Collected data entries:
----

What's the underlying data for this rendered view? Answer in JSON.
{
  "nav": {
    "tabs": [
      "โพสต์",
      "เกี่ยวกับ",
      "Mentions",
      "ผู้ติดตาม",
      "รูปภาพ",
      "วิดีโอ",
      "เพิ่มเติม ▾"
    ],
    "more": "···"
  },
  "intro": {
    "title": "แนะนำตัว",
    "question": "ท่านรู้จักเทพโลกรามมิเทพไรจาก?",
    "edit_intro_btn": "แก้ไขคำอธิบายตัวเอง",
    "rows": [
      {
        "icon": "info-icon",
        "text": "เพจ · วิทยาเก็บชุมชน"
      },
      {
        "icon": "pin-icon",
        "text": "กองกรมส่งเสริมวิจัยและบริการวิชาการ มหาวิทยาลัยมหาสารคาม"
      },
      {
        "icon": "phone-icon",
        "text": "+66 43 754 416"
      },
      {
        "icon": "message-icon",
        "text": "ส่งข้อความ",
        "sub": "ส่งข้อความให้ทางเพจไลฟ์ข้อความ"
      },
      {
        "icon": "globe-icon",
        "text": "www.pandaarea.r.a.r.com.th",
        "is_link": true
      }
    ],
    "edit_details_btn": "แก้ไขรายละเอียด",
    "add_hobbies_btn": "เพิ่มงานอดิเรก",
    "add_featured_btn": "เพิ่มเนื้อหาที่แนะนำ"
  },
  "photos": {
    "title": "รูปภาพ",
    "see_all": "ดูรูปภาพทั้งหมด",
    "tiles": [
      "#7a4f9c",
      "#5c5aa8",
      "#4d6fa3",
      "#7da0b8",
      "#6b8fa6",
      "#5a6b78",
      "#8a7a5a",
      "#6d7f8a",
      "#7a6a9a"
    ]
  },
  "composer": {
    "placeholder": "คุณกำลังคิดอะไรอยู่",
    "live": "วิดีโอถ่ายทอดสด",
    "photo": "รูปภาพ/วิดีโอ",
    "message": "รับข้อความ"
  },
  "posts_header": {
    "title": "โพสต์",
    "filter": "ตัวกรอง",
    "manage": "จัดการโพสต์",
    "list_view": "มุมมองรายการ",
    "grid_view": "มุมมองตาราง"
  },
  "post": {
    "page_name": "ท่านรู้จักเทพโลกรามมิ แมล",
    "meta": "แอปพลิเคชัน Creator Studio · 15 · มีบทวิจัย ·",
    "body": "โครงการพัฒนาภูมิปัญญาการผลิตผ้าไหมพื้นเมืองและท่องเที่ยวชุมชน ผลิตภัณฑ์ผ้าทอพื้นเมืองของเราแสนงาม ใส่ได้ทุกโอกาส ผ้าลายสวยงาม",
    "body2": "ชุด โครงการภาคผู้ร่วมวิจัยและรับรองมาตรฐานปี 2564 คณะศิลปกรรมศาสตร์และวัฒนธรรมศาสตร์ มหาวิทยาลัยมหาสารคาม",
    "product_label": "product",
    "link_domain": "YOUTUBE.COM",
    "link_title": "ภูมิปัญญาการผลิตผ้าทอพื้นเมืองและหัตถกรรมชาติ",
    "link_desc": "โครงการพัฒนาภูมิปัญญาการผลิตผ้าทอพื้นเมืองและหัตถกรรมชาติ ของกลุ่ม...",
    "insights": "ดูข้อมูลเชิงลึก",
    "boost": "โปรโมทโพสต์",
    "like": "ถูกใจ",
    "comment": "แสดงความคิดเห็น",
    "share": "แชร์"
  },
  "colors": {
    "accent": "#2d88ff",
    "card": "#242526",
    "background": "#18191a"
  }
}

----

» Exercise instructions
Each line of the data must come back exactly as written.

» Task answer
What's the underlying data for this rendered view? Answer in JSON.
{
  "nav": {
    "tabs": [
      "โพสต์",
      "เกี่ยวกับ",
      "Mentions",
      "ผู้ติดตาม",
      "รูปภาพ",
      "วิดีโอ",
      "เพิ่มเติม ▾"
    ],
    "more": "···"
  },
  "intro": {
    "title": "แนะนำตัว",
    "question": "ท่านรู้จักเทพโลกรามมิเทพไรจาก?",
    "edit_intro_btn": "แก้ไขคำอธิบายตัวเอง",
    "rows": [
      {
        "icon": "info-icon",
        "text": "เพจ · วิทยาเก็บชุมชน"
      },
      {
        "icon": "pin-icon",
        "text": "กองกรมส่งเสริมวิจัยและบริการวิชาการ มหาวิทยาลัยมหาสารคาม"
      },
      {
        "icon": "phone-icon",
        "text": "+66 43 754 416"
      },
      {
        "icon": "message-icon",
        "text": "ส่งข้อความ",
        "sub": "ส่งข้อความให้ทางเพจไลฟ์ข้อความ"
      },
      {
        "icon": "globe-icon",
        "text": "www.pandaarea.r.a.r.com.th",
        "is_link": true
      }
    ],
    "edit_details_btn": "แก้ไขรายละเอียด",
    "add_hobbies_btn": "เพิ่มงานอดิเรก",
    "add_featured_btn": "เพิ่มเนื้อหาที่แนะนำ"
  },
  "photos": {
    "title": "รูปภาพ",
    "see_all": "ดูรูปภาพทั้งหมด",
    "tiles": [
      "#7a4f9c",
      "#5c5aa8",
      "#4d6fa3",
      "#7da0b8",
      "#6b8fa6",
      "#5a6b78",
      "#8a7a5a",
      "#6d7f8a",
      "#7a6a9a"
    ]
  },
  "composer": {
    "placeholder": "คุณกำลังคิดอะไรอยู่",
    "live": "วิดีโอถ่ายทอดสด",
    "photo": "รูปภาพ/วิดีโอ",
    "message": "รับข้อความ"
  },
  "posts_header": {
    "title": "โพสต์",
    "filter": "ตัวกรอง",
    "manage": "จัดการโพสต์",
    "list_view": "มุมมองรายการ",
    "grid_view": "มุมมองตาราง"
  },
  "post": {
    "page_name": "ท่านรู้จักเทพโลกรามมิ แมล",
    "meta": "แอปพลิเคชัน Creator Studio · 15 · มีบทวิจัย ·",
    "body": "โครงการพัฒนาภูมิปัญญาการผลิตผ้าไหมพื้นเมืองและท่องเที่ยวชุมชน ผลิตภัณฑ์ผ้าทอพื้นเมืองของเราแสนงาม ใส่ได้ทุกโอกาส ผ้าลายสวยงาม",
    "body2": "ชุด โครงการภาคผู้ร่วมวิจัยและรับรองมาตรฐานปี 2564 คณะศิลปกรรมศาสตร์และวัฒนธรรมศาสตร์ มหาวิทยาลัยมหาสารคาม",
    "product_label": "product",
    "link_domain": "YOUTUBE.COM",
    "link_title": "ภูมิปัญญาการผลิตผ้าทอพื้นเมืองและหัตถกรรมชาติ",
    "link_desc": "โครงการพัฒนาภูมิปัญญาการผลิตผ้าทอพื้นเมืองและหัตถกรรมชาติ ของกลุ่ม...",
    "insights": "ดูข้อมูลเชิงลึก",
    "boost": "โปรโมทโพสต์",
    "like": "ถูกใจ",
    "comment": "แสดงความคิดเห็น",
    "share": "แชร์"
  },
  "colors": {
    "accent": "#2d88ff",
    "card": "#242526",
    "background": "#18191a"
  }
}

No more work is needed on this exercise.